■ Work to complete: Gather all lines with "você" from the records.

■ Entries supplied:
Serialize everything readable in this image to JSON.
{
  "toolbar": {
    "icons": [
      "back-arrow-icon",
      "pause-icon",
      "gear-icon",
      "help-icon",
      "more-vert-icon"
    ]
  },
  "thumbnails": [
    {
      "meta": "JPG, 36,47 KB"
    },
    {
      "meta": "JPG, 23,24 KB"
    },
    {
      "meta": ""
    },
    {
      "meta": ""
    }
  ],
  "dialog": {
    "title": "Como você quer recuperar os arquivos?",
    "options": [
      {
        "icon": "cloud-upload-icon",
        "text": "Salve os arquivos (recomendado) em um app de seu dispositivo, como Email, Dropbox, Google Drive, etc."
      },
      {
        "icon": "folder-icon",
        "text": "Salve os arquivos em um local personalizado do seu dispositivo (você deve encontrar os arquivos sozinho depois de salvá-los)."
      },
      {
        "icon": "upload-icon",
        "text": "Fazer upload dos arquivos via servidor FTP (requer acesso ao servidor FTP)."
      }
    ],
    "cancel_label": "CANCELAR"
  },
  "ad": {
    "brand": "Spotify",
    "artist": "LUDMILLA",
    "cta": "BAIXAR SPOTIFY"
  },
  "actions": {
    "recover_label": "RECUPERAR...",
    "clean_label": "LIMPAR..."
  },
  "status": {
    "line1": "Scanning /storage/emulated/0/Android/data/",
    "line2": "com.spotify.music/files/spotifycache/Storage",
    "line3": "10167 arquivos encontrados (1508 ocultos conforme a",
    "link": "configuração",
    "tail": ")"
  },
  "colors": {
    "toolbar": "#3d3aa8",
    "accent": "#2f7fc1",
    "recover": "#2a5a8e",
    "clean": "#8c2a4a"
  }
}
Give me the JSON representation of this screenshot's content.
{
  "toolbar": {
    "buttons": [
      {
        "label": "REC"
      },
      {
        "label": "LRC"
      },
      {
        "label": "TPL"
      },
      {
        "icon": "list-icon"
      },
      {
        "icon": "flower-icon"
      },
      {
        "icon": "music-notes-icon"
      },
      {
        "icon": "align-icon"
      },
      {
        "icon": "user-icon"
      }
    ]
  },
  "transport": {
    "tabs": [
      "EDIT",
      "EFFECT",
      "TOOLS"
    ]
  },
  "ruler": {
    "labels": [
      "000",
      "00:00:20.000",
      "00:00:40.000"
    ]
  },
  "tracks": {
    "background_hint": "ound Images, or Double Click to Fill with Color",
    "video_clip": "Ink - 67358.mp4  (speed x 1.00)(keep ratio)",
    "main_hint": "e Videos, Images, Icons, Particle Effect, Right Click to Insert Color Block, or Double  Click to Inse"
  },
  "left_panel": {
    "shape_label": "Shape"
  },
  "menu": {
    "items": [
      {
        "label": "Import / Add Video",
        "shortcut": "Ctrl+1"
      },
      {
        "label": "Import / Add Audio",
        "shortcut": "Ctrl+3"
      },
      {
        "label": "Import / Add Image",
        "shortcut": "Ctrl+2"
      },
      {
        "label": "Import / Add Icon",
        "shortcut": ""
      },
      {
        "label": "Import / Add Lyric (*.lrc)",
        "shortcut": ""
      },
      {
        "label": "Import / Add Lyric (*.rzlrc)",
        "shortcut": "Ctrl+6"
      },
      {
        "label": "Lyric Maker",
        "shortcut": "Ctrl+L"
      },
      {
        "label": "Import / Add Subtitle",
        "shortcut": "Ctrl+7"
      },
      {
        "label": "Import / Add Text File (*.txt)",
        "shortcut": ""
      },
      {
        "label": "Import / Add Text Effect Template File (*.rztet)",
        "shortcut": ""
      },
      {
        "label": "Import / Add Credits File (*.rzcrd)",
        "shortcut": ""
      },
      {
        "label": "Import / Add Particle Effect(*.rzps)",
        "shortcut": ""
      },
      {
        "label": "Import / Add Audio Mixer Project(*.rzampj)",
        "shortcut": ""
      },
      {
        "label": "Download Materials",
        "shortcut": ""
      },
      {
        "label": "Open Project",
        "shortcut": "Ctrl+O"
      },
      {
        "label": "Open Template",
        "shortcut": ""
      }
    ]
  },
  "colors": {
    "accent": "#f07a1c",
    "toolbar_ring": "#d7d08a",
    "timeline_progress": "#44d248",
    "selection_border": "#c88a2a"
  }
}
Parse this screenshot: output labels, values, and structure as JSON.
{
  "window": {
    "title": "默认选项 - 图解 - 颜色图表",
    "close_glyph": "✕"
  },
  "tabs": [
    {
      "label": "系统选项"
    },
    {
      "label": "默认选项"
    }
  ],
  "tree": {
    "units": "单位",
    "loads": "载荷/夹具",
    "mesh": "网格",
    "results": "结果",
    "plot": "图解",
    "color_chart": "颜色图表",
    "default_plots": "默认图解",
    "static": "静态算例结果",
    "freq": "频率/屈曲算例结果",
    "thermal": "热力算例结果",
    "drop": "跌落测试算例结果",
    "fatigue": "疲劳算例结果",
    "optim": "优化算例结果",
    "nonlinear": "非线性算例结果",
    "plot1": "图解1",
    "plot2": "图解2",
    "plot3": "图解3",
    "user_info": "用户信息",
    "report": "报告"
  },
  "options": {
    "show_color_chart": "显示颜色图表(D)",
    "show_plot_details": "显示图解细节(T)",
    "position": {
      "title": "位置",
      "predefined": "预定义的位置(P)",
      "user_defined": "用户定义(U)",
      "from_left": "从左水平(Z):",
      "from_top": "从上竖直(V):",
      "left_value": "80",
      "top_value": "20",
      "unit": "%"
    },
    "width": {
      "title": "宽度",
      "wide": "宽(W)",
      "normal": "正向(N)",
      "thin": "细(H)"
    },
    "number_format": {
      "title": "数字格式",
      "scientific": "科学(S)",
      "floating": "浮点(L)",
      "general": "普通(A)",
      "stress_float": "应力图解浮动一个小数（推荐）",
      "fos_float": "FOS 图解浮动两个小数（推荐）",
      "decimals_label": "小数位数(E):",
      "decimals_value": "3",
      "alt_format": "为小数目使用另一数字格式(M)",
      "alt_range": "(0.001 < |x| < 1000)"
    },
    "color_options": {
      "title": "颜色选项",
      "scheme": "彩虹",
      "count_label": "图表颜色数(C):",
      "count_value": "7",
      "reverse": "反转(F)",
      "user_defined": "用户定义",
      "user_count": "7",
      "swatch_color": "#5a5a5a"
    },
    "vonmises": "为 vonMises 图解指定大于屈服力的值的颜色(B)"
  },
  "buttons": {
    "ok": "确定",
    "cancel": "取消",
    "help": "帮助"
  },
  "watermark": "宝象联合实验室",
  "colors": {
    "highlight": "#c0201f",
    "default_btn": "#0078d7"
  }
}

■ Expected answer:
    "title": "Como você quer recuperar os arquivos?",
        "text": "Salve os arquivos em um local personalizado do seu dispositivo (você deve encontrar os arquivos sozinho depois de salvá-los)."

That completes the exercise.